RALEIGH, N.C. (WTVD) -- Some experts fear a lack of fuel truck drivers could lead to gas shortages this summer.

This as demand will likely increase with more people again taking road trips.

"With that spike in demand, our capacity hasn't necessarily caught up in terms of fuel truck drivers, and so that's where the worry is around this potential shortage that some people think may occur this summer," said Tim Kraft, a supply chain expert at NC State University.

Kraft said demand for gas went down during the pandemic so some drivers retired or got out of the industry.

A spokeswoman for AAA Carolinas said they expect a busy summer travel season. As demand increases, the spokeswoman said so do prices at the pump.

Christina Walton is a single mom who works washing cars.

She drives her SUV from Sampson County to Raleigh for work and said she spends about $100 a week on gas.

If prices go up, she said that will affect her family.

"Me personally, as a single mother, it's going to affect me a lot because the extra money that I would have, I would have to put it in gas," Walton said.

Charlie Gray, the owner of Carolina Trucking Academy in Raleigh, acknowledges there's a significant truck driver shortage.

"I think the driver shortage is certainly affecting the availability supply and demand," Gray said. "Thus, the price of any commodity that's delivered by a truck. That certainly includes gas."

The AAA Carolinas spokeswoman said if there are gas shortages, they'll likely be in high travel destination areas like the beach or mountains and likely not last more than a day. She added there have been tanker driver shortages for the last several years.

"There may be shortages and that's really the uncertainty around the fuel truck drivers," Kraft said. "Will we have enough capacity around fuel truck drivers to get the gasoline out to all the different stations? And really that's the part that's hard to project. I think really the most likely and risky areas are going to be the hotspots, the travel hotspots, the Floridas, where you're going to see this large increase in consumers or people that travel to Florida. That's where the potential risk for shortages is going to happen."
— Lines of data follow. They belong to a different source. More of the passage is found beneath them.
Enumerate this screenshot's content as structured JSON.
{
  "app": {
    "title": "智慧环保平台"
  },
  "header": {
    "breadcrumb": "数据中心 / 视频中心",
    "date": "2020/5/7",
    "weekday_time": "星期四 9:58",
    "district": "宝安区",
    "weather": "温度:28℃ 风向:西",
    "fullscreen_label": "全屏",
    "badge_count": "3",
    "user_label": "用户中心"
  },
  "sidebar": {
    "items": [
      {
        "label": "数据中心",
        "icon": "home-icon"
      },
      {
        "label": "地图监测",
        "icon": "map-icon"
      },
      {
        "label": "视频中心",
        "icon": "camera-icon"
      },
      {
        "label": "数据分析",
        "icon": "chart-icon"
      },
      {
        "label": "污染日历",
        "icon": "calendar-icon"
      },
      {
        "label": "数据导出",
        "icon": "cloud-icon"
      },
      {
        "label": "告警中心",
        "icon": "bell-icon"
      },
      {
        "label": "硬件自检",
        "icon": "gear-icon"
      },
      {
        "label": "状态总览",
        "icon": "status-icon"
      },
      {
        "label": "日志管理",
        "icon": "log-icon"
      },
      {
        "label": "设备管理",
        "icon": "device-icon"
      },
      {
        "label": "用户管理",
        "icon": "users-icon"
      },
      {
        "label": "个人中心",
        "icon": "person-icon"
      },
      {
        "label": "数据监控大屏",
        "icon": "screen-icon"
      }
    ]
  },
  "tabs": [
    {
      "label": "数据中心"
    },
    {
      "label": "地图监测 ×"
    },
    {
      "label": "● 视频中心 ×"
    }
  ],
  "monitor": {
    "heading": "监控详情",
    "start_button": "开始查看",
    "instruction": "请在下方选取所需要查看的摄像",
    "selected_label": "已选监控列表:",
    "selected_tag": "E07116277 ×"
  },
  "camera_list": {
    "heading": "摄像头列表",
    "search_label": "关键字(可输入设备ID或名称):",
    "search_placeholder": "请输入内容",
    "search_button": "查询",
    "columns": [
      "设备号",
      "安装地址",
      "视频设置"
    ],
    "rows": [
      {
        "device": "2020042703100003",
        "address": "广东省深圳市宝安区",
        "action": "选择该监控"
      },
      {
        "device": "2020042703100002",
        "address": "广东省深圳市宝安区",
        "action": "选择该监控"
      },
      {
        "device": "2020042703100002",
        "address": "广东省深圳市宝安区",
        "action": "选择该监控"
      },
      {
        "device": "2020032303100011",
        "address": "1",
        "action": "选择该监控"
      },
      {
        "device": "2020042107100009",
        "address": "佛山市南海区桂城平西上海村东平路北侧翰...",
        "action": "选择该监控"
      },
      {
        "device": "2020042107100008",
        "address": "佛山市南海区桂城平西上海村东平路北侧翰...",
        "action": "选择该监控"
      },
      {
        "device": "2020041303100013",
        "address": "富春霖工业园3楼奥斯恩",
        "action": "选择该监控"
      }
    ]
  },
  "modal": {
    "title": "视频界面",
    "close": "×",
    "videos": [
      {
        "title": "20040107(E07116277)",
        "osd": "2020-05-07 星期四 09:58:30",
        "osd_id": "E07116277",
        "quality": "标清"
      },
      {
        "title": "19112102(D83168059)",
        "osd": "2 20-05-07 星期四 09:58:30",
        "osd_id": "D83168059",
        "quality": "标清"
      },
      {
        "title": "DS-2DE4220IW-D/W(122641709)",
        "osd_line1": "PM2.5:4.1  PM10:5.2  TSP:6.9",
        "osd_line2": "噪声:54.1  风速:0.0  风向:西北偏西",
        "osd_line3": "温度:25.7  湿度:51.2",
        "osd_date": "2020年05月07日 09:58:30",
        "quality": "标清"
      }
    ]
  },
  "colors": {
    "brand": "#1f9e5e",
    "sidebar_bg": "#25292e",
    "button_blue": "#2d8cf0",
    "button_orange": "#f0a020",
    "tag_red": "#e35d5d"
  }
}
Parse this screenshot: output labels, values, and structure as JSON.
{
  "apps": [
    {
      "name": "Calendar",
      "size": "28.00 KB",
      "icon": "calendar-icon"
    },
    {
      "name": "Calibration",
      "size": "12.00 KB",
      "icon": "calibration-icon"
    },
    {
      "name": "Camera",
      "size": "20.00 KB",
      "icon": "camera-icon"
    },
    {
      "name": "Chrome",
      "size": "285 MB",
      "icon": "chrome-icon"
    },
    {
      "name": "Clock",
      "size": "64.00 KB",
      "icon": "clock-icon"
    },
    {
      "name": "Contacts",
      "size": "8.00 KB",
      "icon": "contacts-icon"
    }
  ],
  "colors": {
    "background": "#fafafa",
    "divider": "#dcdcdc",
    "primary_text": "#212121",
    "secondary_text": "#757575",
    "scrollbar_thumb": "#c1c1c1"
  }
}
AAA Carolinas is urging everybody not to panic buy or top off when unnecessary since that could create shortages.